Respect Your Elders; Caring for Aging Pets


Dogs and cats have an average life expectancy of 12 - 18 years.  We consider them “senior” at seven years of age. This is the time to become proactive in controlling disease processes which begin now and worsen with time.  We cannot keep our pets from aging, but we can keep them feeling good for longer.

These are the three most effective measures a pet owner can take:

  • Regular veterinary exams
  • Annual lab work
  • Preventive dental care

Starting treatment early is more effective medically and financially. We see patients every six months in order to identify and adjust to individual changes which vary greatly.  Weight control and dietary management of early organ disease are examples of simple changes we can make to help your companion live longer and feel better.

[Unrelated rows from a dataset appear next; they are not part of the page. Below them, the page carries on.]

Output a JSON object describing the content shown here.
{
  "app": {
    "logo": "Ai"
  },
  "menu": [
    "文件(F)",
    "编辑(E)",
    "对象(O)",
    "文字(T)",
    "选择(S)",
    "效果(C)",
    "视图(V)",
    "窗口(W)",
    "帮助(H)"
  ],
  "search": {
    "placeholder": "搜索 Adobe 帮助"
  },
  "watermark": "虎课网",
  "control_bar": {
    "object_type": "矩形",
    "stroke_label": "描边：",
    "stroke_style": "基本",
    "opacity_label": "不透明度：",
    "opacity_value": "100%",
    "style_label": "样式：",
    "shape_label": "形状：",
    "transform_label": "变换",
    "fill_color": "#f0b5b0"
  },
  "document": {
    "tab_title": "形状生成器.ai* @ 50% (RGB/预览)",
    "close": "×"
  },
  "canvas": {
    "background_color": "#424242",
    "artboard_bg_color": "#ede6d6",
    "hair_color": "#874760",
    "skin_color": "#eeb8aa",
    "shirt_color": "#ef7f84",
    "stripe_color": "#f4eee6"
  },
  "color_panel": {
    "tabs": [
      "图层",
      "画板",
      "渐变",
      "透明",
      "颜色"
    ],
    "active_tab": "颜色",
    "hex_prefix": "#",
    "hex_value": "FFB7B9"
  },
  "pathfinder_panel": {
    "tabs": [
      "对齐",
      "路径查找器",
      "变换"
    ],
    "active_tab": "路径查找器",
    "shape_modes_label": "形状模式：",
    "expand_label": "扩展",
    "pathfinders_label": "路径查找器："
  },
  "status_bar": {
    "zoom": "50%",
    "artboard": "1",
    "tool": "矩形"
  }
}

Annual lab work is a powerful tool for identifying problems early. Evaluating liver and kidney function allows us to use medications safely and effectively in individual pets and it enables us to use anesthesia for dental cleanings and other important procedures.

Monitoring thyroid status in aging pets is important.  Some dogs need thyroid supplementation to maintain energy, good immunity and cardiac health. Cats sometimes produce too much thyroid hormone, which makes them feel ill.

We cannot prevent aging changes, but adjusting to them as they occur allows for better quality of life for our valued companions!